**Dataset rows describing interfaces:**
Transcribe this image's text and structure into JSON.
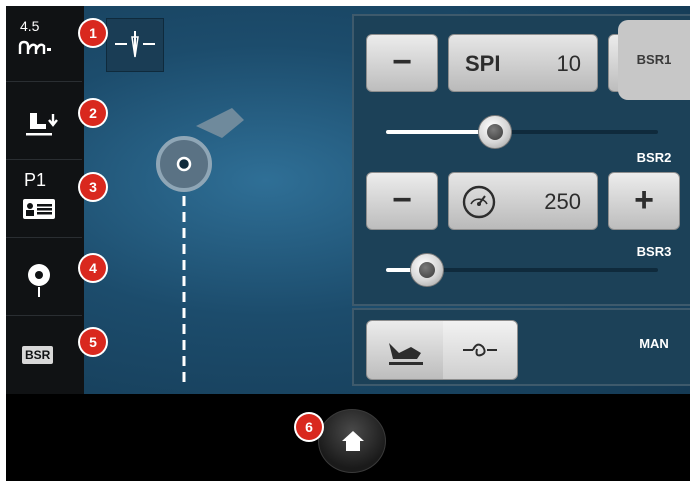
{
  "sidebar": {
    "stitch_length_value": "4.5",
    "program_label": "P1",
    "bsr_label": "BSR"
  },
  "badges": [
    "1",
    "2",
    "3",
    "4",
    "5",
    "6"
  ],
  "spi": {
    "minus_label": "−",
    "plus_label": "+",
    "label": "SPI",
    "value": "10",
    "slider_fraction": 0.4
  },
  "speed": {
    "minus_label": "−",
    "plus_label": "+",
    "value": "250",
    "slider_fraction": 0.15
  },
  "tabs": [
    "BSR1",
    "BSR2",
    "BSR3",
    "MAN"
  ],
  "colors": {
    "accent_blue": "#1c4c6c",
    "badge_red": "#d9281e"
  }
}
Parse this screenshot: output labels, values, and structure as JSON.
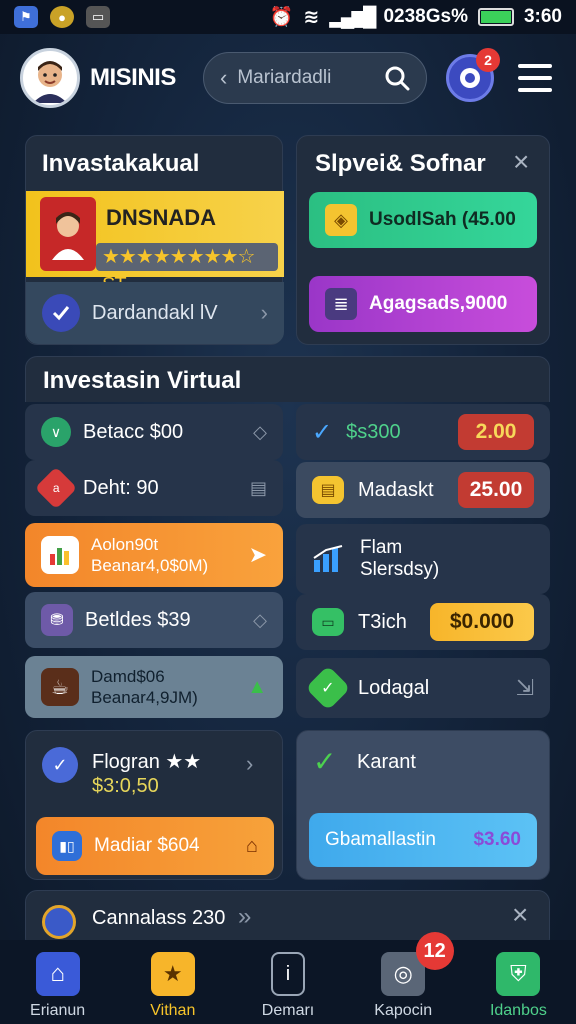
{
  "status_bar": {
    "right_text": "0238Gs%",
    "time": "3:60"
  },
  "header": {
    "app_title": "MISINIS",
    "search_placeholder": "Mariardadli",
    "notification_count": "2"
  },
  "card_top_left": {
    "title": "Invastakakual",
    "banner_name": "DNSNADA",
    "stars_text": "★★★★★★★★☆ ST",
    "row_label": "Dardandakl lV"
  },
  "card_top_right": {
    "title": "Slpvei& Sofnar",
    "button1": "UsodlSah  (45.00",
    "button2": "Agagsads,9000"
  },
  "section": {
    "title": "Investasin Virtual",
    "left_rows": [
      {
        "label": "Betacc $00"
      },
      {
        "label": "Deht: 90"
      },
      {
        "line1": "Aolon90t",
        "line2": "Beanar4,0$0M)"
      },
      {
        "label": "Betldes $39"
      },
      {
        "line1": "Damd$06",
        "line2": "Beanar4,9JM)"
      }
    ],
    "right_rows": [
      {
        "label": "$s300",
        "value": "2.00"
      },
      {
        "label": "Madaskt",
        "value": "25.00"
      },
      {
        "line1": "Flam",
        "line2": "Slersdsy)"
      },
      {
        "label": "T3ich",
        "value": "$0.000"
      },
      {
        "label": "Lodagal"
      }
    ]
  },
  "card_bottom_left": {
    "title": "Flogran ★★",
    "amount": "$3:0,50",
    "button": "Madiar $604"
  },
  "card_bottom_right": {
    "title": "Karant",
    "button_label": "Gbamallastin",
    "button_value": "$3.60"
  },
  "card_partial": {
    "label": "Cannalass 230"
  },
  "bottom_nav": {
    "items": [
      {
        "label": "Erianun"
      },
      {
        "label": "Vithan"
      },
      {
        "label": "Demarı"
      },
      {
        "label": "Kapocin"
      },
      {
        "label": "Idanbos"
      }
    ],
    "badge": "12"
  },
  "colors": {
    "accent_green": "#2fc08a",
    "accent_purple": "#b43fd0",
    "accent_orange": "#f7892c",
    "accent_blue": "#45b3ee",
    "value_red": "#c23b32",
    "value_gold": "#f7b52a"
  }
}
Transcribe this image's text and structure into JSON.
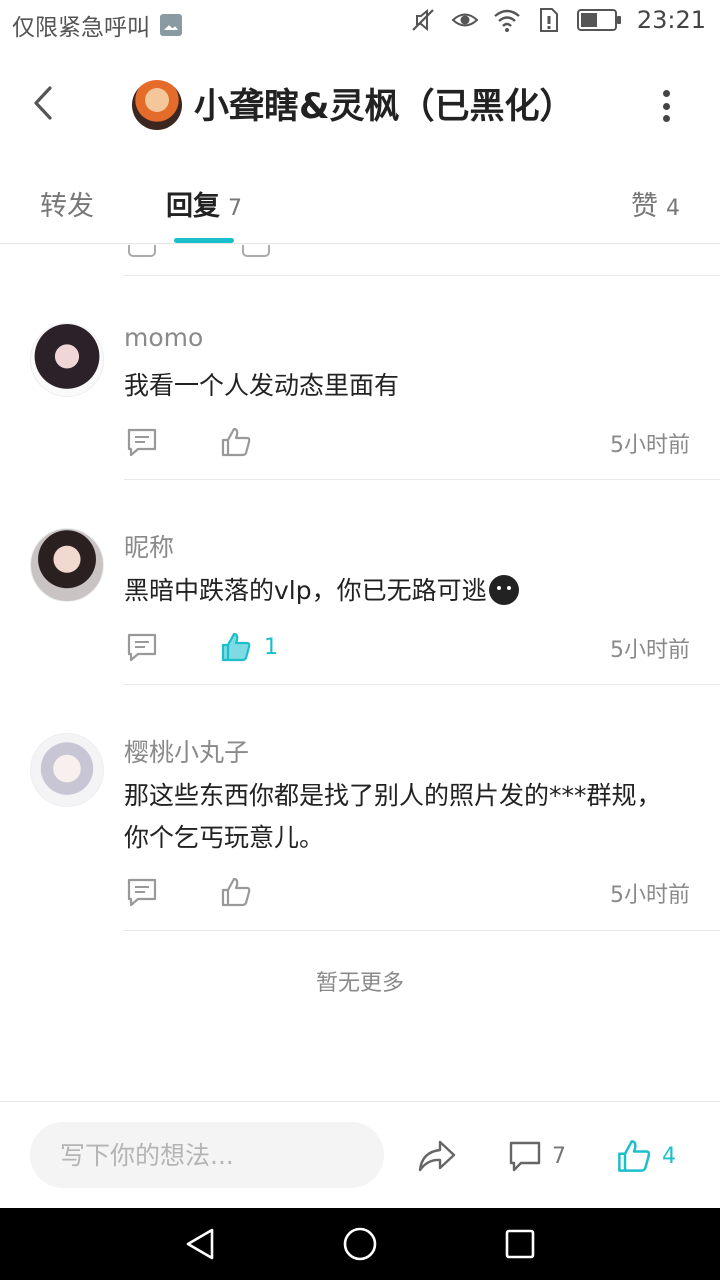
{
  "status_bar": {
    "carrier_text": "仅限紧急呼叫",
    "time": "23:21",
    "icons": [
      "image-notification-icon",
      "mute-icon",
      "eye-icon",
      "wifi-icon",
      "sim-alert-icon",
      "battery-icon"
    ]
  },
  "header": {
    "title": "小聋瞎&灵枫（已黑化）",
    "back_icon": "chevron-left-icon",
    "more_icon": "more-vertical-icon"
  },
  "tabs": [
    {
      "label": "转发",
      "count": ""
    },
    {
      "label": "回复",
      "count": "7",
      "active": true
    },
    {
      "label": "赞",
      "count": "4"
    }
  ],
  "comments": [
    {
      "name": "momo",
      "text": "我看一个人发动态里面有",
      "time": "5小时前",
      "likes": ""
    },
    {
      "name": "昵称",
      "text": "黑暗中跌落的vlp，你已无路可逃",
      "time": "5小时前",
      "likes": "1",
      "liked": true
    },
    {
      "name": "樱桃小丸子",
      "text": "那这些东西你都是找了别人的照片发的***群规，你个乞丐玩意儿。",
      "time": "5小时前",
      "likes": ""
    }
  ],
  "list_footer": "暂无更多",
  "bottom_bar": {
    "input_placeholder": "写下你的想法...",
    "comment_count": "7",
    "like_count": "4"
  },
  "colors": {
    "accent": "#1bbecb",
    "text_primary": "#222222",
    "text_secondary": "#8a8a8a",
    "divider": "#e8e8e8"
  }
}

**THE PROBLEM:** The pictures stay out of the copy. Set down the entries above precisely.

**SOLUTION FOR THIS TASK:**
Transcribe this image's text and structure into JSON.
{
  "sidebar": {
    "stitch_length_value": "4.5",
    "program_label": "P1",
    "bsr_label": "BSR"
  },
  "badges": [
    "1",
    "2",
    "3",
    "4",
    "5",
    "6"
  ],
  "spi": {
    "minus_label": "−",
    "plus_label": "+",
    "label": "SPI",
    "value": "10",
    "slider_fraction": 0.4
  },
  "speed": {
    "minus_label": "−",
    "plus_label": "+",
    "value": "250",
    "slider_fraction": 0.15
  },
  "tabs": [
    "BSR1",
    "BSR2",
    "BSR3",
    "MAN"
  ],
  "colors": {
    "accent_blue": "#1c4c6c",
    "badge_red": "#d9281e"
  }
}
Parse this screenshot: output labels, values, and structure as JSON.
{
  "status_bar": {
    "right_text": "0238Gs%",
    "time": "3:60"
  },
  "header": {
    "app_title": "MISINIS",
    "search_placeholder": "Mariardadli",
    "notification_count": "2"
  },
  "card_top_left": {
    "title": "Invastakakual",
    "banner_name": "DNSNADA",
    "stars_text": "★★★★★★★★☆ ST",
    "row_label": "Dardandakl lV"
  },
  "card_top_right": {
    "title": "Slpvei& Sofnar",
    "button1": "UsodlSah  (45.00",
    "button2": "Agagsads,9000"
  },
  "section": {
    "title": "Investasin Virtual",
    "left_rows": [
      {
        "label": "Betacc $00"
      },
      {
        "label": "Deht: 90"
      },
      {
        "line1": "Aolon90t",
        "line2": "Beanar4,0$0M)"
      },
      {
        "label": "Betldes $39"
      },
      {
        "line1": "Damd$06",
        "line2": "Beanar4,9JM)"
      }
    ],
    "right_rows": [
      {
        "label": "$s300",
        "value": "2.00"
      },
      {
        "label": "Madaskt",
        "value": "25.00"
      },
      {
        "line1": "Flam",
        "line2": "Slersdsy)"
      },
      {
        "label": "T3ich",
        "value": "$0.000"
      },
      {
        "label": "Lodagal"
      }
    ]
  },
  "card_bottom_left": {
    "title": "Flogran ★★",
    "amount": "$3:0,50",
    "button": "Madiar $604"
  },
  "card_bottom_right": {
    "title": "Karant",
    "button_label": "Gbamallastin",
    "button_value": "$3.60"
  },
  "card_partial": {
    "label": "Cannalass 230"
  },
  "bottom_nav": {
    "items": [
      {
        "label": "Erianun"
      },
      {
        "label": "Vithan"
      },
      {
        "label": "Demarı"
      },
      {
        "label": "Kapocin"
      },
      {
        "label": "Idanbos"
      }
    ],
    "badge": "12"
  },
  "colors": {
    "accent_green": "#2fc08a",
    "accent_purple": "#b43fd0",
    "accent_orange": "#f7892c",
    "accent_blue": "#45b3ee",
    "value_red": "#c23b32",
    "value_gold": "#f7b52a"
  }
}
Transcribe this image's text and structure into JSON.
{
  "status_bar": {
    "carrier_text": "仅限紧急呼叫",
    "time": "23:21",
    "icons": [
      "image-notification-icon",
      "mute-icon",
      "eye-icon",
      "wifi-icon",
      "sim-alert-icon",
      "battery-icon"
    ]
  },
  "header": {
    "title": "小聋瞎&灵枫（已黑化）",
    "back_icon": "chevron-left-icon",
    "more_icon": "more-vertical-icon"
  },
  "tabs": [
    {
      "label": "转发",
      "count": ""
    },
    {
      "label": "回复",
      "count": "7",
      "active": true
    },
    {
      "label": "赞",
      "count": "4"
    }
  ],
  "comments": [
    {
      "name": "momo",
      "text": "我看一个人发动态里面有",
      "time": "5小时前",
      "likes": ""
    },
    {
      "name": "昵称",
      "text": "黑暗中跌落的vlp，你已无路可逃",
      "time": "5小时前",
      "likes": "1",
      "liked": true
    },
    {
      "name": "樱桃小丸子",
      "text": "那这些东西你都是找了别人的照片发的***群规，你个乞丐玩意儿。",
      "time": "5小时前",
      "likes": ""
    }
  ],
  "list_footer": "暂无更多",
  "bottom_bar": {
    "input_placeholder": "写下你的想法...",
    "comment_count": "7",
    "like_count": "4"
  },
  "colors": {
    "accent": "#1bbecb",
    "text_primary": "#222222",
    "text_secondary": "#8a8a8a",
    "divider": "#e8e8e8"
  }
}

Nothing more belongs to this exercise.